### Task description
Restate all of the records below exactly. Do not carry over any image.

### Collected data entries
────────────────

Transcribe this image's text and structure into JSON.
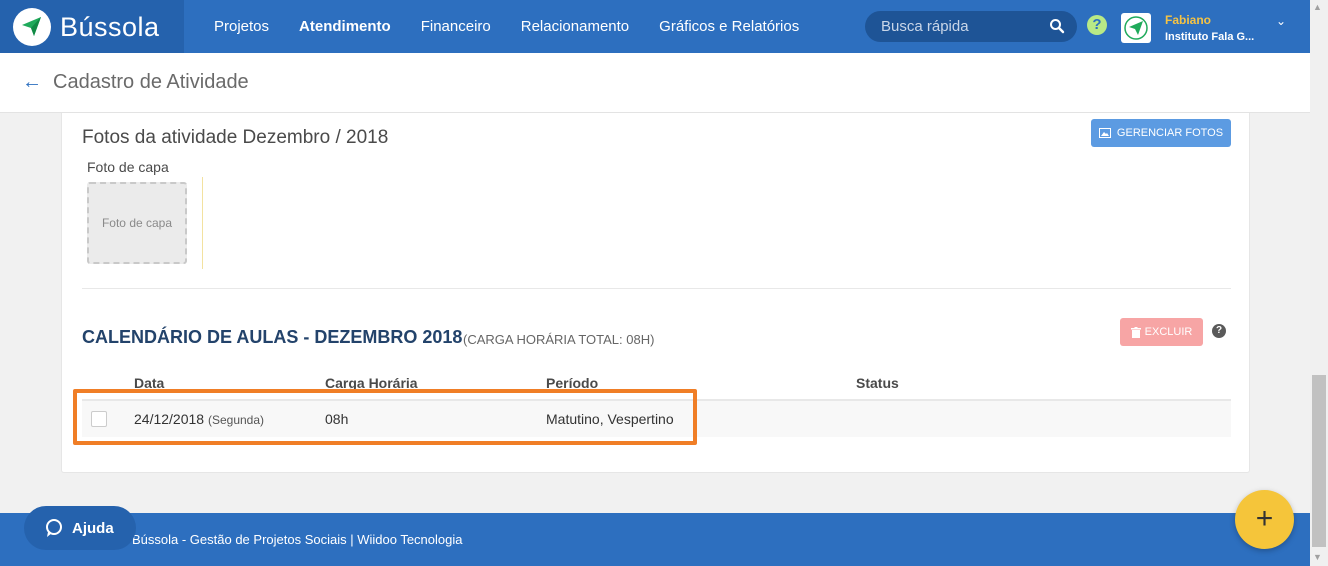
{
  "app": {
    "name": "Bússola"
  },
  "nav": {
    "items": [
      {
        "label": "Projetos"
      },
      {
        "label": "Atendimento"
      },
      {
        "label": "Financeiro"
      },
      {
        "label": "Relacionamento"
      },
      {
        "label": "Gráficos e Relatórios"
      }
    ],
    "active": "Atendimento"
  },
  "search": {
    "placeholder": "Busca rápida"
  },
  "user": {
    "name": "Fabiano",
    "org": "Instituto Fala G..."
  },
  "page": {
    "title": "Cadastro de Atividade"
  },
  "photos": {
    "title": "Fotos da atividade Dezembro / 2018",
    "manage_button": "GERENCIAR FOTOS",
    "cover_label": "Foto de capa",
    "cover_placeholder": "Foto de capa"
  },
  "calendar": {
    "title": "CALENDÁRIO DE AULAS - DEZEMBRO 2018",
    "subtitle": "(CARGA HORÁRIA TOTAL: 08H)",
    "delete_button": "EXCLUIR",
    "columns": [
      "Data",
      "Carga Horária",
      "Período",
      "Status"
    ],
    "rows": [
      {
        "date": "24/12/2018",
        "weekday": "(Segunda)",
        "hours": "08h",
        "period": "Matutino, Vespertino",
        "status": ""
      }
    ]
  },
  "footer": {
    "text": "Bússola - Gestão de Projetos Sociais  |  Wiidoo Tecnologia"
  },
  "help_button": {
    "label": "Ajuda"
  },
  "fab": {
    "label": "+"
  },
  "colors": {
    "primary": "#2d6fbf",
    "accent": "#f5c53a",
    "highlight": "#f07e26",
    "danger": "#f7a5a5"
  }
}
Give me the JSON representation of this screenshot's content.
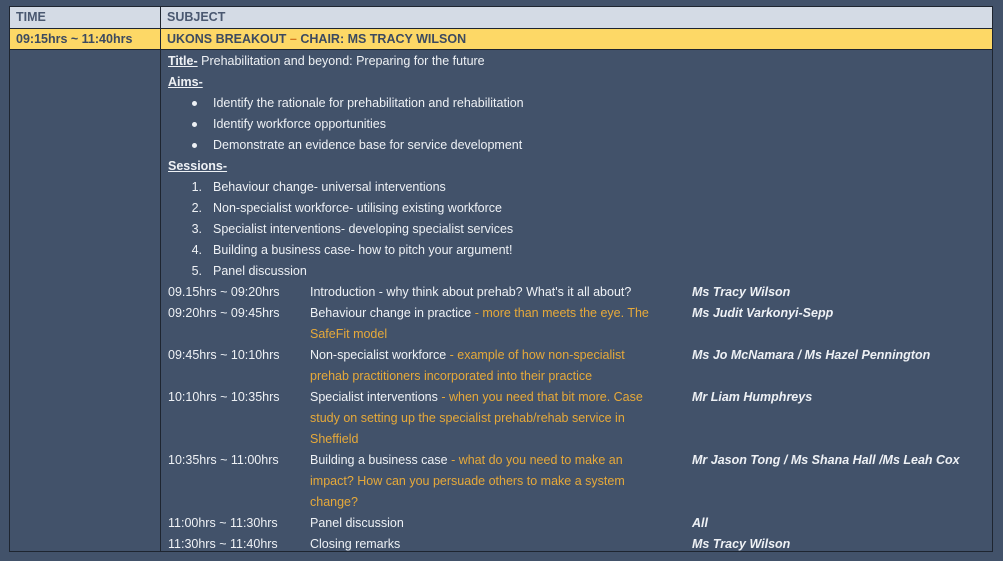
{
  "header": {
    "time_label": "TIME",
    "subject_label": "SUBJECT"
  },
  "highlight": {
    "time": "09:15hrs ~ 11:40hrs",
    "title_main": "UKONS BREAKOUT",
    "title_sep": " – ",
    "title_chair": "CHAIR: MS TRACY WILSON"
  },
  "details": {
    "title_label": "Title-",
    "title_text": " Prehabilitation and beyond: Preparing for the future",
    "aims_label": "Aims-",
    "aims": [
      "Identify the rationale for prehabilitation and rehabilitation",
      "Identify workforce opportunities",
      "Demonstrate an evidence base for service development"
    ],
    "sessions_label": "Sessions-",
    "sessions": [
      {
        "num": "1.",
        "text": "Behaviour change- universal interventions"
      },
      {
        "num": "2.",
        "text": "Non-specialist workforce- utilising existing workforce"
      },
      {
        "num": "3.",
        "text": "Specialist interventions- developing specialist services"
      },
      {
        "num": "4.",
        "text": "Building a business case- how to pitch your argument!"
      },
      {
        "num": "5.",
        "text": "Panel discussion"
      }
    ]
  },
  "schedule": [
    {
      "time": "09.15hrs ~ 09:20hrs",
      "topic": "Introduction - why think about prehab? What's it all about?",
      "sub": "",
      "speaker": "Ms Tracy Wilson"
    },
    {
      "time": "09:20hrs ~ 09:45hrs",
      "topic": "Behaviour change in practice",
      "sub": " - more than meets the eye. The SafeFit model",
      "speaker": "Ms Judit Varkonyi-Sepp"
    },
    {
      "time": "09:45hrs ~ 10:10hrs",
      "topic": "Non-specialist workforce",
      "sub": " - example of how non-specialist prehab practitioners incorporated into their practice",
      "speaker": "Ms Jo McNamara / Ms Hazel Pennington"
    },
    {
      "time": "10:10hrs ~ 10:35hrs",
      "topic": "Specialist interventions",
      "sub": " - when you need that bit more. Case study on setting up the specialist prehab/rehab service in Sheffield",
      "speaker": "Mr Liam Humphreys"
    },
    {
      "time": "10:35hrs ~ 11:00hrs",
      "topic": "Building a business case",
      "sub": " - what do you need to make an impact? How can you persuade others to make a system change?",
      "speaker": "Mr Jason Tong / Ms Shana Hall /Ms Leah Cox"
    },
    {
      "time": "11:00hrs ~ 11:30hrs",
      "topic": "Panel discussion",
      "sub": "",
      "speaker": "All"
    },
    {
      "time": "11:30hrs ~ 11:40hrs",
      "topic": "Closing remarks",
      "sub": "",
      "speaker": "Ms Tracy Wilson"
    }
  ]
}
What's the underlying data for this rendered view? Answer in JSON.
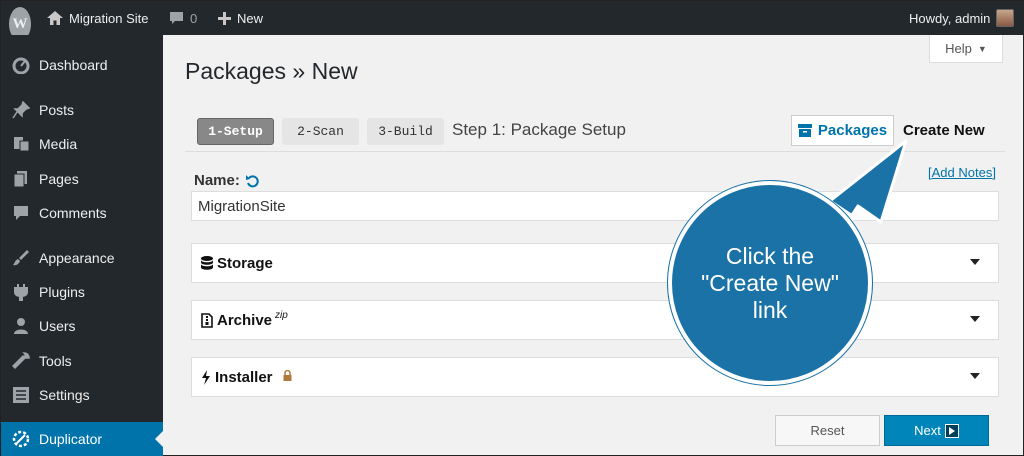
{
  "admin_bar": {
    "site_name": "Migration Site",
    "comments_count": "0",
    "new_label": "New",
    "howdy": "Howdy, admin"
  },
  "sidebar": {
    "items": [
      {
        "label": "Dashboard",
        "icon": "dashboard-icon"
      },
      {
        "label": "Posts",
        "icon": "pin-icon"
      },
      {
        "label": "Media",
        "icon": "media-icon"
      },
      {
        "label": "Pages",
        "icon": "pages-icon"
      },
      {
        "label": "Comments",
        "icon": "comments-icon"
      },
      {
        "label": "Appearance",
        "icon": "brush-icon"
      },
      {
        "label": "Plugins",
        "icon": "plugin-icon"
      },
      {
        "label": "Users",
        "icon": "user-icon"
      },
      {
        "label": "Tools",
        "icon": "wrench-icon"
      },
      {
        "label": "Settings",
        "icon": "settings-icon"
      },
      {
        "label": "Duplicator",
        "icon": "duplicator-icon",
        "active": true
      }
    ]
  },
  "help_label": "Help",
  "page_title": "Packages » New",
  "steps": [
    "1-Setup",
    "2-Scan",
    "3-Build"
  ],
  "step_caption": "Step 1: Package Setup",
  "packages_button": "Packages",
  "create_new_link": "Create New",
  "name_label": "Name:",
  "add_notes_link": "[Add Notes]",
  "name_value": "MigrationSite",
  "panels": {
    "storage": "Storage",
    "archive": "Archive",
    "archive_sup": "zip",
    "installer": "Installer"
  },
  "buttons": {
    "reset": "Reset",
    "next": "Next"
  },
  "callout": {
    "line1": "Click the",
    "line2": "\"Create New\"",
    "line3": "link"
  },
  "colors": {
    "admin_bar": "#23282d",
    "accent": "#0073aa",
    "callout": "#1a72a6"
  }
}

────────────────

### Output for this exercise
Transcribe this image's text and structure into JSON.
{
  "app": {
    "name": "Bússola"
  },
  "nav": {
    "items": [
      {
        "label": "Projetos"
      },
      {
        "label": "Atendimento"
      },
      {
        "label": "Financeiro"
      },
      {
        "label": "Relacionamento"
      },
      {
        "label": "Gráficos e Relatórios"
      }
    ],
    "active": "Atendimento"
  },
  "search": {
    "placeholder": "Busca rápida"
  },
  "user": {
    "name": "Fabiano",
    "org": "Instituto Fala G..."
  },
  "page": {
    "title": "Cadastro de Atividade"
  },
  "photos": {
    "title": "Fotos da atividade Dezembro / 2018",
    "manage_button": "GERENCIAR FOTOS",
    "cover_label": "Foto de capa",
    "cover_placeholder": "Foto de capa"
  },
  "calendar": {
    "title": "CALENDÁRIO DE AULAS - DEZEMBRO 2018",
    "subtitle": "(CARGA HORÁRIA TOTAL: 08H)",
    "delete_button": "EXCLUIR",
    "columns": [
      "Data",
      "Carga Horária",
      "Período",
      "Status"
    ],
    "rows": [
      {
        "date": "24/12/2018",
        "weekday": "(Segunda)",
        "hours": "08h",
        "period": "Matutino, Vespertino",
        "status": ""
      }
    ]
  },
  "footer": {
    "text": "Bússola - Gestão de Projetos Sociais  |  Wiidoo Tecnologia"
  },
  "help_button": {
    "label": "Ajuda"
  },
  "fab": {
    "label": "+"
  },
  "colors": {
    "primary": "#2d6fbf",
    "accent": "#f5c53a",
    "highlight": "#f07e26",
    "danger": "#f7a5a5"
  }
}
Give me the JSON representation of this screenshot's content.
{
  "header": {
    "time_label": "TIME",
    "subject_label": "SUBJECT"
  },
  "highlight": {
    "time": "09:15hrs ~ 11:40hrs",
    "title_main": "UKONS BREAKOUT",
    "title_sep": " – ",
    "title_chair": "CHAIR: MS TRACY WILSON"
  },
  "details": {
    "title_label": "Title-",
    "title_text": " Prehabilitation and beyond: Preparing for the future",
    "aims_label": "Aims-",
    "aims": [
      "Identify the rationale for prehabilitation and rehabilitation",
      "Identify workforce opportunities",
      "Demonstrate an evidence base for service development"
    ],
    "sessions_label": "Sessions-",
    "sessions": [
      {
        "num": "1.",
        "text": "Behaviour change- universal interventions"
      },
      {
        "num": "2.",
        "text": "Non-specialist workforce- utilising existing workforce"
      },
      {
        "num": "3.",
        "text": "Specialist interventions- developing specialist services"
      },
      {
        "num": "4.",
        "text": "Building a business case- how to pitch your argument!"
      },
      {
        "num": "5.",
        "text": "Panel discussion"
      }
    ]
  },
  "schedule": [
    {
      "time": "09.15hrs ~ 09:20hrs",
      "topic": "Introduction - why think about prehab? What's it all about?",
      "sub": "",
      "speaker": "Ms Tracy Wilson"
    },
    {
      "time": "09:20hrs ~ 09:45hrs",
      "topic": "Behaviour change in practice",
      "sub": " - more than meets the eye. The SafeFit model",
      "speaker": "Ms Judit Varkonyi-Sepp"
    },
    {
      "time": "09:45hrs ~ 10:10hrs",
      "topic": "Non-specialist workforce",
      "sub": " - example of how non-specialist prehab practitioners incorporated into their practice",
      "speaker": "Ms Jo McNamara / Ms Hazel Pennington"
    },
    {
      "time": "10:10hrs ~ 10:35hrs",
      "topic": "Specialist interventions",
      "sub": " - when you need that bit more. Case study on setting up the specialist prehab/rehab service in Sheffield",
      "speaker": "Mr Liam Humphreys"
    },
    {
      "time": "10:35hrs ~ 11:00hrs",
      "topic": "Building a business case",
      "sub": " - what do you need to make an impact? How can you persuade others to make a system change?",
      "speaker": "Mr Jason Tong / Ms Shana Hall /Ms Leah Cox"
    },
    {
      "time": "11:00hrs ~ 11:30hrs",
      "topic": "Panel discussion",
      "sub": "",
      "speaker": "All"
    },
    {
      "time": "11:30hrs ~ 11:40hrs",
      "topic": "Closing remarks",
      "sub": "",
      "speaker": "Ms Tracy Wilson"
    }
  ]
}
What's the underlying data for this rendered view? Answer in JSON.
{
  "admin_bar": {
    "site_name": "Migration Site",
    "comments_count": "0",
    "new_label": "New",
    "howdy": "Howdy, admin"
  },
  "sidebar": {
    "items": [
      {
        "label": "Dashboard",
        "icon": "dashboard-icon"
      },
      {
        "label": "Posts",
        "icon": "pin-icon"
      },
      {
        "label": "Media",
        "icon": "media-icon"
      },
      {
        "label": "Pages",
        "icon": "pages-icon"
      },
      {
        "label": "Comments",
        "icon": "comments-icon"
      },
      {
        "label": "Appearance",
        "icon": "brush-icon"
      },
      {
        "label": "Plugins",
        "icon": "plugin-icon"
      },
      {
        "label": "Users",
        "icon": "user-icon"
      },
      {
        "label": "Tools",
        "icon": "wrench-icon"
      },
      {
        "label": "Settings",
        "icon": "settings-icon"
      },
      {
        "label": "Duplicator",
        "icon": "duplicator-icon",
        "active": true
      }
    ]
  },
  "help_label": "Help",
  "page_title": "Packages » New",
  "steps": [
    "1-Setup",
    "2-Scan",
    "3-Build"
  ],
  "step_caption": "Step 1: Package Setup",
  "packages_button": "Packages",
  "create_new_link": "Create New",
  "name_label": "Name:",
  "add_notes_link": "[Add Notes]",
  "name_value": "MigrationSite",
  "panels": {
    "storage": "Storage",
    "archive": "Archive",
    "archive_sup": "zip",
    "installer": "Installer"
  },
  "buttons": {
    "reset": "Reset",
    "next": "Next"
  },
  "callout": {
    "line1": "Click the",
    "line2": "\"Create New\"",
    "line3": "link"
  },
  "colors": {
    "admin_bar": "#23282d",
    "accent": "#0073aa",
    "callout": "#1a72a6"
  }
}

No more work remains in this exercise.